Caixin

Age of Empires: What Qin and Han Dynasty Treasures Tell About Artistic Influences Along Silk Road

By Sheila Melvin
The Terracotta Army is a collection of terracotta sculptures depicting the armies of Qin Shi Huang, the first Emperor of China. It is a form of funerary art buried with the emperor in 210–209 BCE and whose purpose was to protect the emperor in his afterlife. Photo: The Met
The Terracotta Army is a collection of terracotta sculptures depicting the armies of Qin Shi Huang, the first Emperor of China. It is a form of funerary art buried with the emperor in 210–209 BCE and whose purpose was to protect the emperor in his afterlife.

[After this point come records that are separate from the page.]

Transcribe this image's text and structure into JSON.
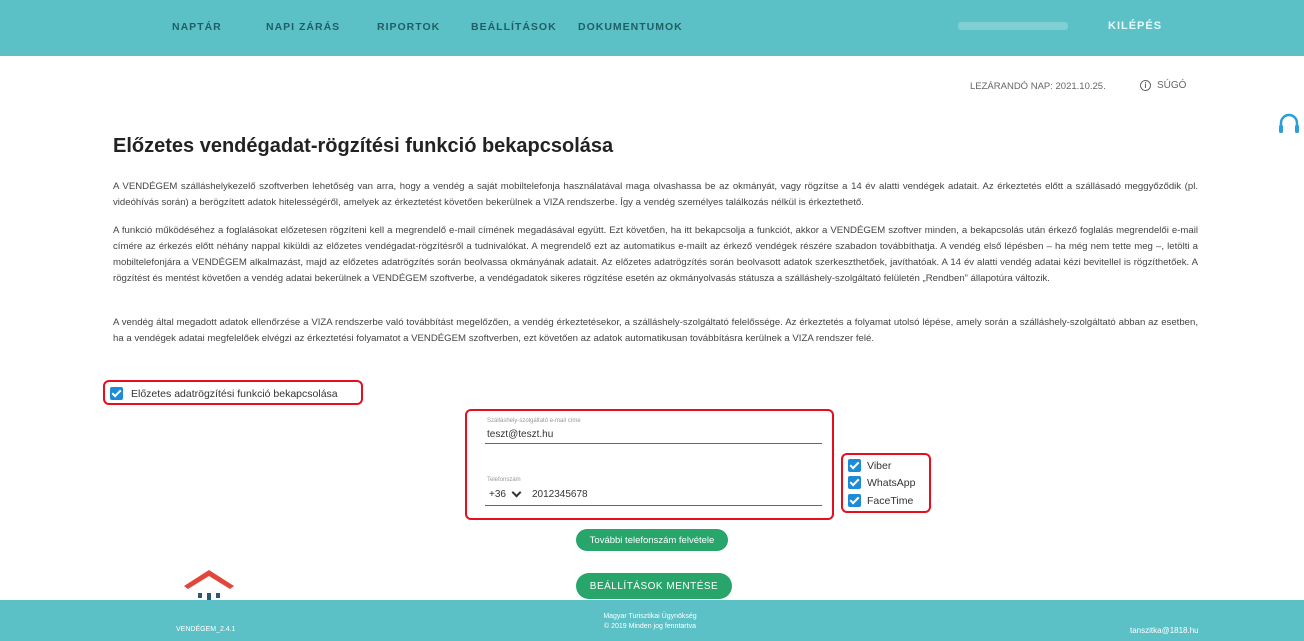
{
  "nav": {
    "items": [
      "NAPTÁR",
      "NAPI ZÁRÁS",
      "RIPORTOK",
      "BEÁLLÍTÁSOK",
      "DOKUMENTUMOK"
    ],
    "logout": "KILÉPÉS"
  },
  "status": {
    "closing_day": "LEZÁRANDÓ NAP: 2021.10.25.",
    "help": "SÚGÓ"
  },
  "page": {
    "title": "Előzetes vendégadat-rögzítési funkció bekapcsolása",
    "paragraphs": [
      "A VENDÉGEM szálláshelykezelő szoftverben lehetőség van arra, hogy a vendég a saját mobiltelefonja használatával maga olvashassa be az okmányát, vagy rögzítse a 14 év alatti vendégek adatait. Az érkeztetés előtt a szállásadó meggyőződik (pl. videóhívás során) a berögzített adatok hitelességéről, amelyek az érkeztetést követően bekerülnek a VIZA rendszerbe. Így a vendég személyes találkozás nélkül is érkeztethető.",
      "A funkció működéséhez a foglalásokat előzetesen rögzíteni kell a megrendelő e-mail címének megadásával együtt. Ezt követően, ha itt bekapcsolja a funkciót, akkor a VENDÉGEM szoftver minden, a bekapcsolás után érkező foglalás megrendelői e-mail címére az érkezés előtt néhány nappal kiküldi az előzetes vendégadat-rögzítésről a tudnivalókat. A megrendelő ezt az automatikus e-mailt az érkező vendégek részére szabadon továbbíthatja. A vendég első lépésben – ha még nem tette meg –, letölti a mobiltelefonjára a VENDÉGEM alkalmazást, majd az előzetes adatrögzítés során beolvassa okmányának adatait. Az előzetes adatrögzítés során beolvasott adatok szerkeszthetőek, javíthatóak. A 14 év alatti vendég adatai kézi bevitellel is rögzíthetőek. A rögzítést és mentést követően a vendég adatai bekerülnek a VENDÉGEM szoftverbe, a vendégadatok sikeres rögzítése esetén az okmányolvasás státusza a szálláshely-szolgáltató felületén „Rendben” állapotúra változik.",
      "A vendég által megadott adatok ellenőrzése a VIZA rendszerbe való továbbítást megelőzően, a vendég érkeztetésekor, a szálláshely-szolgáltató felelőssége. Az érkeztetés a folyamat utolsó lépése, amely során a szálláshely-szolgáltató abban az esetben, ha a vendégek adatai megfelelőek elvégzi az érkeztetési folyamatot a VENDÉGEM szoftverben, ezt követően az adatok automatikusan továbbításra kerülnek a VIZA rendszer felé."
    ],
    "enable_checkbox_label": "Előzetes adatrögzítési funkció bekapcsolása"
  },
  "form": {
    "email_label": "Szálláshely-szolgáltató e-mail címe",
    "email_value": "teszt@teszt.hu",
    "phone_label": "Telefonszám",
    "dial_code": "+36",
    "phone_value": "2012345678",
    "apps": [
      "Viber",
      "WhatsApp",
      "FaceTime"
    ],
    "add_phone_button": "További telefonszám felvétele",
    "save_button": "BEÁLLÍTÁSOK MENTÉSE"
  },
  "footer": {
    "version": "VENDÉGEM_2.4.1",
    "org_line1": "Magyar Turisztikai Ügynökség",
    "org_line2": "© 2019 Minden jog fenntartva",
    "email": "tanszitka@1818.hu"
  },
  "colors": {
    "header": "#5cc1c6",
    "button": "#27a56a",
    "highlight": "#e4101f",
    "checkbox": "#1d8bd6"
  }
}
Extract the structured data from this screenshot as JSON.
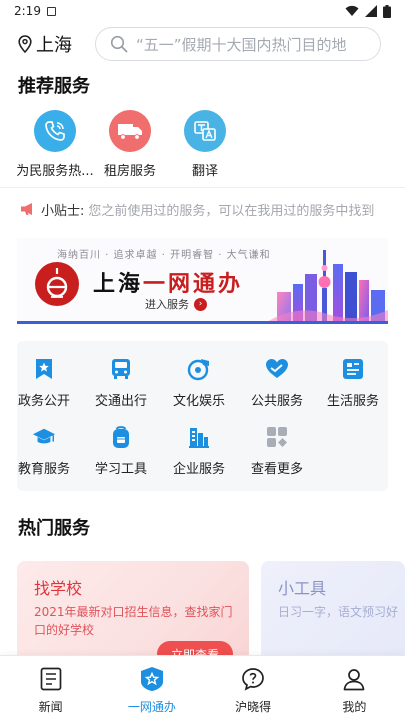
{
  "status_bar": {
    "time": "2:19"
  },
  "header": {
    "location": "上海",
    "search_placeholder": "“五一”假期十大国内热门目的地"
  },
  "recommended": {
    "title": "推荐服务",
    "items": [
      {
        "label": "为民服务热...",
        "icon": "phone-icon",
        "color": "#3aaee8"
      },
      {
        "label": "租房服务",
        "icon": "truck-icon",
        "color": "#f06e6e"
      },
      {
        "label": "翻译",
        "icon": "translate-icon",
        "color": "#4ab3e6"
      }
    ]
  },
  "tip": {
    "label": "小贴士:",
    "text": "您之前使用过的服务，可以在我用过的服务中找到"
  },
  "banner": {
    "tagline": "海纳百川 · 追求卓越 · 开明睿智 · 大气谦和",
    "title_part1": "上海",
    "title_part2": "一网通办",
    "subtitle": "进入服务"
  },
  "categories": [
    {
      "label": "政务公开",
      "icon": "bookmark-star-icon"
    },
    {
      "label": "交通出行",
      "icon": "bus-icon"
    },
    {
      "label": "文化娱乐",
      "icon": "music-disc-icon"
    },
    {
      "label": "公共服务",
      "icon": "heart-hands-icon"
    },
    {
      "label": "生活服务",
      "icon": "receipt-icon"
    },
    {
      "label": "教育服务",
      "icon": "graduation-cap-icon"
    },
    {
      "label": "学习工具",
      "icon": "backpack-icon"
    },
    {
      "label": "企业服务",
      "icon": "building-icon"
    },
    {
      "label": "查看更多",
      "icon": "grid-more-icon"
    }
  ],
  "hot": {
    "title": "热门服务",
    "cards": [
      {
        "title": "找学校",
        "desc": "2021年最新对口招生信息，查找家门口的好学校",
        "button": "立即查看"
      },
      {
        "title": "小工具",
        "desc": "日习一字，语文预习好"
      }
    ]
  },
  "bottom_nav": [
    {
      "label": "新闻",
      "icon": "news-icon",
      "active": false
    },
    {
      "label": "一网通办",
      "icon": "service-star-icon",
      "active": true
    },
    {
      "label": "沪晓得",
      "icon": "question-bubble-icon",
      "active": false
    },
    {
      "label": "我的",
      "icon": "person-icon",
      "active": false
    }
  ],
  "colors": {
    "accent": "#1d8fe0",
    "brand_red": "#c81e1e",
    "icon_blue": "#1d8fe0"
  }
}
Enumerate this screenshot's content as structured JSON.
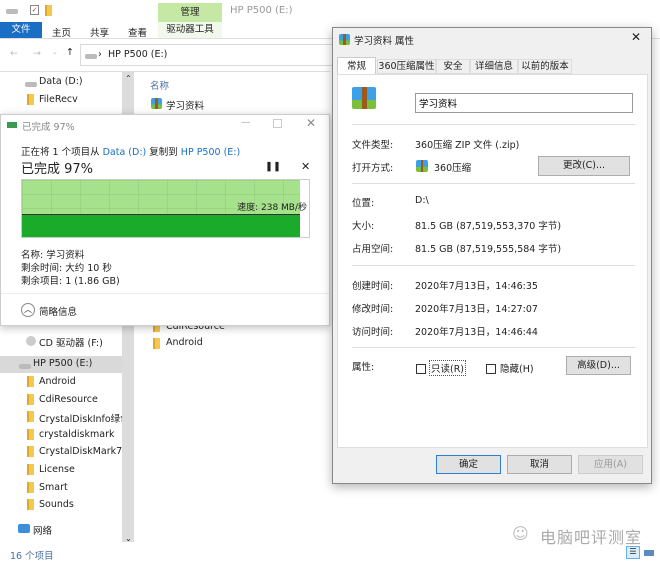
{
  "explorer": {
    "title": "HP P500 (E:)",
    "ribbon_context_tab": "管理",
    "ribbon_tabs": [
      "文件",
      "主页",
      "共享",
      "查看",
      "驱动器工具"
    ],
    "address": "HP P500 (E:)",
    "column_header": "名称",
    "nav_items_top": [
      "Data (D:)",
      "FileRecv"
    ],
    "nav_items_bottom": [
      "CD 驱动器 (F:)",
      "HP P500 (E:)",
      "Android",
      "CdiResource",
      "CrystalDiskInfo绿色版",
      "crystaldiskmark",
      "CrystalDiskMark7",
      "License",
      "Smart",
      "Sounds",
      "网络"
    ],
    "files_top": [
      "学习资料"
    ],
    "files_bottom": [
      "CdiResource",
      "Android"
    ],
    "status": "16 个项目"
  },
  "copy_dialog": {
    "title": "已完成 97%",
    "line_prefix": "正在将 1 个项目从 ",
    "source": "Data (D:)",
    "mid": " 复制到 ",
    "dest": "HP P500 (E:)",
    "progress_label": "已完成 97%",
    "progress_percent": 97,
    "speed": "速度: 238 MB/秒",
    "name": "名称: 学习资料",
    "time_left": "剩余时间: 大约 10 秒",
    "items_left": "剩余项目: 1 (1.86 GB)",
    "less_details": "简略信息",
    "link_color": "#1a6fc4"
  },
  "properties": {
    "title": "学习资料 属性",
    "tabs": [
      "常规",
      "360压缩属性",
      "安全",
      "详细信息",
      "以前的版本"
    ],
    "name_value": "学习资料",
    "rows": [
      {
        "label": "文件类型:",
        "value": "360压缩 ZIP 文件 (.zip)"
      },
      {
        "label": "打开方式:",
        "value": "360压缩"
      },
      {
        "label": "位置:",
        "value": "D:\\"
      },
      {
        "label": "大小:",
        "value": "81.5 GB (87,519,553,370 字节)"
      },
      {
        "label": "占用空间:",
        "value": "81.5 GB (87,519,555,584 字节)"
      },
      {
        "label": "创建时间:",
        "value": "2020年7月13日，14:46:35"
      },
      {
        "label": "修改时间:",
        "value": "2020年7月13日，14:27:07"
      },
      {
        "label": "访问时间:",
        "value": "2020年7月13日，14:46:44"
      }
    ],
    "change_button": "更改(C)...",
    "attributes_label": "属性:",
    "readonly": "只读(R)",
    "hidden": "隐藏(H)",
    "advanced_button": "高级(D)...",
    "ok": "确定",
    "cancel": "取消",
    "apply": "应用(A)"
  },
  "watermark": "电脑吧评测室"
}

Photo: The Met

In his May 14 keynote address at the opening ceremony of the Belt and Road Forum for International Cooperation, Chinese President Xi Jinping extolled the glories of the ancient Silk Road and noted its roots in the Han Dynasty (206 B.C.- A.D. 220).

“Around 140 B.C.,” Xi said, “Zhang Qian, a royal emissary, left Chang'an, capital of the Han Dynasty. He traveled westward on a mission of peace and opened an overland route linking the East and the West, a daring undertaking which came to be known as Zhang Qian's journey to the Western regions.”

You've accessed an article available only to subscribers
Try 4 weeks for $0.99
SUBSCRIBE
Share this article
Open WeChat and scan the QR code
Copyright ?2017 Caixin Global Limited. All Rights Reserved.